Despite ongoing investment confidence, regenerative medicine remains a subset of the pharmaceutical industry that is stymied by market access issues and commercialization challenges, especially in Europe. bluebird bio exited Europe in 2021, after failing to achieve “value recognition” for its gene therapy product Zynteglo for beta thalassemia.

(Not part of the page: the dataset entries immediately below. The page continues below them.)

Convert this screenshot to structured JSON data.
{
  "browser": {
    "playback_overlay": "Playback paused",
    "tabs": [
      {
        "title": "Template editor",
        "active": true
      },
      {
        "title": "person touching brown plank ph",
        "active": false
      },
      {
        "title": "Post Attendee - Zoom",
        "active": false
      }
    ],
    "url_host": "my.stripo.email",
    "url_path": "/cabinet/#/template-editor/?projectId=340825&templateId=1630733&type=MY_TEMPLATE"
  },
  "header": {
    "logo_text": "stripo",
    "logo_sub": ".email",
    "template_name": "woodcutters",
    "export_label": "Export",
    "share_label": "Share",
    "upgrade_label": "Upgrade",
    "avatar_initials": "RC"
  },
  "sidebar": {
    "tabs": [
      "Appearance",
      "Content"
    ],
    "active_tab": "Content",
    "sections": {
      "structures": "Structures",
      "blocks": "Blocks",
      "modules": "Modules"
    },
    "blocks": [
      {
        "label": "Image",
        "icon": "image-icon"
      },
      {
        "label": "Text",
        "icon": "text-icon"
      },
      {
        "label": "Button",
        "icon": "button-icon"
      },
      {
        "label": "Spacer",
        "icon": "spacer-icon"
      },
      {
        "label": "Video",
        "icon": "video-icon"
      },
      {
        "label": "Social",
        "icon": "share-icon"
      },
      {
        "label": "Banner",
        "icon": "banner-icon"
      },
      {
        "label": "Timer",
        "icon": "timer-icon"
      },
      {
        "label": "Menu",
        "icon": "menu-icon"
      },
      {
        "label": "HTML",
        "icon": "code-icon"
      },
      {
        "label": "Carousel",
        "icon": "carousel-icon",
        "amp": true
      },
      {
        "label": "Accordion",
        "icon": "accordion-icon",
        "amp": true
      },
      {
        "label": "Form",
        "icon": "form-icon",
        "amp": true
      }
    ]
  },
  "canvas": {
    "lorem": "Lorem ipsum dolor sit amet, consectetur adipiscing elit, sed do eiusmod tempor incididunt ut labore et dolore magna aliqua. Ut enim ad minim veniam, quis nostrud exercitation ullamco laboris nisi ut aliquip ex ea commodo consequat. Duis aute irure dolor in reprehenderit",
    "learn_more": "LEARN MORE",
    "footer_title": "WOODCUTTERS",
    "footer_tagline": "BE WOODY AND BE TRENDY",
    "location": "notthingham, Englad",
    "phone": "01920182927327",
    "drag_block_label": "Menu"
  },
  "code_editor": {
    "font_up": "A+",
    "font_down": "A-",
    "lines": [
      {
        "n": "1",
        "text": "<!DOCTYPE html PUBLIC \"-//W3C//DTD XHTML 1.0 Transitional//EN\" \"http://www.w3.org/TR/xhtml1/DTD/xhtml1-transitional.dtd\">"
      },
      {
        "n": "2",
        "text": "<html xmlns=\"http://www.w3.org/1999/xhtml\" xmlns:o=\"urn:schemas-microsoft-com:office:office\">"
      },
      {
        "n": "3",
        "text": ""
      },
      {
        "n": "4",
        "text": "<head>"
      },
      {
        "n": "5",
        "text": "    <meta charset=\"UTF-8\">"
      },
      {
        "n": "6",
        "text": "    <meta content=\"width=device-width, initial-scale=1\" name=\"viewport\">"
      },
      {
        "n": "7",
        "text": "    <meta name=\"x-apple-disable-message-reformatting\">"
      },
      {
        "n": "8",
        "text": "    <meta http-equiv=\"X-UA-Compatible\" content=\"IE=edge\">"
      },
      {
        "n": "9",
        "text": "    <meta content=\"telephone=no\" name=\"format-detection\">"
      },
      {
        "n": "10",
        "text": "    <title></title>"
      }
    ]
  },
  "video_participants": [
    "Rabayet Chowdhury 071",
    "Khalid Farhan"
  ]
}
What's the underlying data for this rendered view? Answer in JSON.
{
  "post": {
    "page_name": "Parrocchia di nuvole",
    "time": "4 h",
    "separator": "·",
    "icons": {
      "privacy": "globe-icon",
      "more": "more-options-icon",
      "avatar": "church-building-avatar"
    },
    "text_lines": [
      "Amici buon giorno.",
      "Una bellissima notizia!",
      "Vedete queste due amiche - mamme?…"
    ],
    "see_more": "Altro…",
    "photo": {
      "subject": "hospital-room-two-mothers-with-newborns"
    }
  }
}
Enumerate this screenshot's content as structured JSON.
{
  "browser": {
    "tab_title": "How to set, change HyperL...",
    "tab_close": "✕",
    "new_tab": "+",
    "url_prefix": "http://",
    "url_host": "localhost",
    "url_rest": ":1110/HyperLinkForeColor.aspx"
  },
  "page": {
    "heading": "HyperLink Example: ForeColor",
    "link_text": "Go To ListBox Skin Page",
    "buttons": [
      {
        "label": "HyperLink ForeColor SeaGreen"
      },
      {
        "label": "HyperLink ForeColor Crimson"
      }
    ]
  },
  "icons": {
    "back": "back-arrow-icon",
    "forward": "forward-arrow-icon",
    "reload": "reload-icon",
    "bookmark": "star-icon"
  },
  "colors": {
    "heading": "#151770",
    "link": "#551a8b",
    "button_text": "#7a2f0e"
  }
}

In another example, in September 2022 Insmed stopped supplies of Arikayce after failing to agree a price with the German National Association of Statutory Health Insurance Funds (GKV). Indeed, according to ARM, seven of the 23 advanced therapy medicinal products (ATMPs) approved in the EU have been withdrawn from that market.

In the US, the latest wave of modernization efforts has been spearheaded by the director for the FDA’s Center for Biologics Evaluation and Research, Peter Marks, and these should start to take effect in 2023. Approvals aside, the wave of ATMP potentially coming to market in the next few years may be stymied by payment systems that are not equipped to allow patients the access to drugs that are desperately needed by the rare disease population.

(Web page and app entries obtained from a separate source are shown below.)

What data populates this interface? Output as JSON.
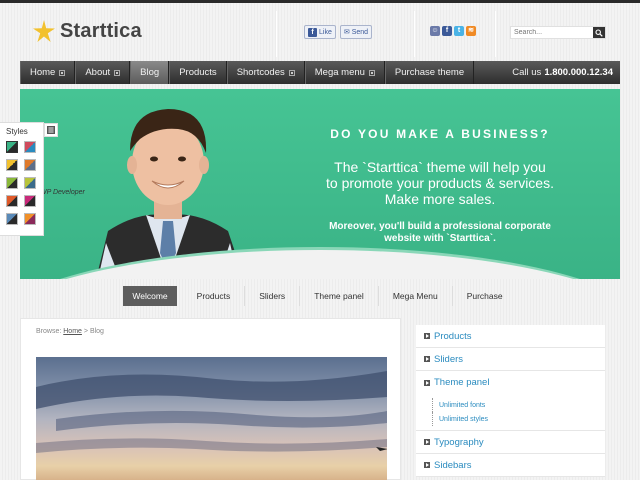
{
  "header": {
    "logo_text": "Starttica",
    "like_label": "Like",
    "send_label": "Send",
    "search_placeholder": "Search..."
  },
  "nav": {
    "items": [
      {
        "label": "Home",
        "has_submenu": true
      },
      {
        "label": "About",
        "has_submenu": true
      },
      {
        "label": "Blog",
        "has_submenu": false,
        "active": true
      },
      {
        "label": "Products",
        "has_submenu": false
      },
      {
        "label": "Shortcodes",
        "has_submenu": true
      },
      {
        "label": "Mega menu",
        "has_submenu": true
      },
      {
        "label": "Purchase theme",
        "has_submenu": false
      }
    ],
    "call_label": "Call us",
    "call_number": "1.800.000.12.34"
  },
  "hero": {
    "headline": "DO YOU MAKE A BUSINESS?",
    "line1": "The `Starttica` theme will help you",
    "line2": "to promote your products & services.",
    "line3": "Make more sales.",
    "sub1": "Moreover, you'll build a professional corporate",
    "sub2": "website with `Starttica`.",
    "person_label": "WP Developer"
  },
  "styles_panel": {
    "label": "Styles"
  },
  "subnav": {
    "items": [
      "Welcome",
      "Products",
      "Sliders",
      "Theme panel",
      "Mega Menu",
      "Purchase"
    ]
  },
  "content": {
    "breadcrumb_prefix": "Browse:",
    "breadcrumb_home": "Home",
    "breadcrumb_sep": ">",
    "breadcrumb_current": "Blog"
  },
  "sidebar": {
    "items": [
      "Products",
      "Sliders",
      "Theme panel",
      "Typography",
      "Sidebars"
    ],
    "sub_items": [
      "Unlimited fonts",
      "Unlimited styles"
    ]
  },
  "colors": {
    "hero_green": "#3ab386",
    "nav_dark": "#3a3a3a",
    "link_blue": "#2a8bbf",
    "logo_star": "#f2c12e"
  }
}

The Big Dipper

Questioned on this theme by In Vivo, all three interviewees stated that fundraising will be the biggest challenge for the next 12 months.

“We’ve seen four or five years of record amounts of money, I think we’ll see a significant decrease in 2023,” said Tansley. “Those funds which have raised in the last two or three years will be well placed. And often in difficult times, that’s when the best returns are had. Those looking to raise may have to temper those ambitions. Fundraising for venture intervention is going to be tough next year. “Those funds which have raised in the last two or three years will be well placed. And often in difficult times, that’s when the best returns are had. Those looking to raise may have to temper those ambitions. Fundraising for venture intervention is going to be tough next year.”

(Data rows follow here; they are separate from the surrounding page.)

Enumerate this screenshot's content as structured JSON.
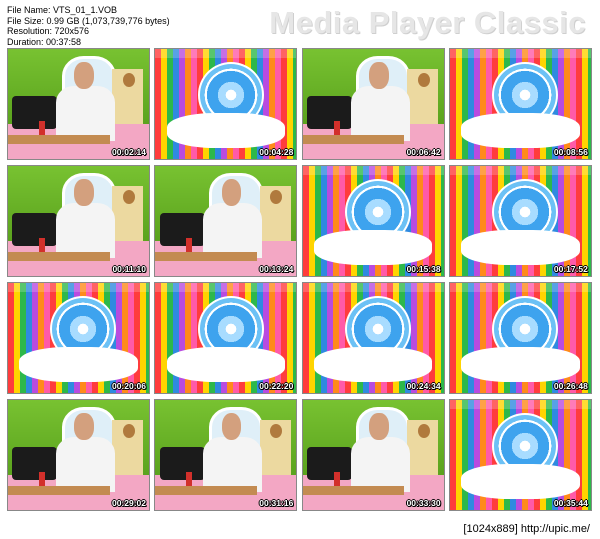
{
  "file_info": {
    "name_line": "File Name: VTS_01_1.VOB",
    "size_line": "File Size: 0.99 GB (1,073,739,776 bytes)",
    "resolution_line": "Resolution: 720x576",
    "duration_line": "Duration: 00:37:58"
  },
  "watermark": "Media Player Classic",
  "thumbnails": [
    {
      "time": "00:02:14",
      "scene": "studio"
    },
    {
      "time": "00:04:28",
      "scene": "cartoon"
    },
    {
      "time": "00:06:42",
      "scene": "studio"
    },
    {
      "time": "00:08:56",
      "scene": "cartoon"
    },
    {
      "time": "00:11:10",
      "scene": "studio"
    },
    {
      "time": "00:13:24",
      "scene": "studio"
    },
    {
      "time": "00:15:38",
      "scene": "cartoon"
    },
    {
      "time": "00:17:52",
      "scene": "cartoon"
    },
    {
      "time": "00:20:06",
      "scene": "cartoon"
    },
    {
      "time": "00:22:20",
      "scene": "cartoon"
    },
    {
      "time": "00:24:34",
      "scene": "cartoon"
    },
    {
      "time": "00:26:48",
      "scene": "cartoon"
    },
    {
      "time": "00:29:02",
      "scene": "studio"
    },
    {
      "time": "00:31:16",
      "scene": "studio"
    },
    {
      "time": "00:33:30",
      "scene": "studio"
    },
    {
      "time": "00:35:44",
      "scene": "cartoon"
    }
  ],
  "footer": "[1024x889] http://upic.me/"
}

Sofinnova Partners has 100 portfolio companies and has completed 10 deals and 23 refinancings in the last 12 months. It has been a very active fundraising environment caused by venture investors raising a lot of money over the last two years, said Papiernik. “The coffers are relatively full which has created a ‘positive inertia’ to the system. People have money and will defend the company when they can.” In his view, there is no reason for this situation to change, and 2023 will be no different unless the IPO starts going up, an unrealistic situation. This “harsh environment” will remain the same for the 2023.

There will be a prolonged period of caution until the IPO window opens again, concurred Tansley. “Until we see an uplift in the in the public markets, the later-stage investors will focus on the public markets rather than private,” he said.

But, as far as sectors are concerned, the biopharma industry is well positioned as the predominant part of the health care sector. And health care is well positioned compared to the other 10 S&P sectors, said Hassan. “It is a defensive sector, and there is a need for better health care. Populations are getting older. And innovation is helping improve the valuations in the market. I still see health care as a pretty good sector,” he concluded.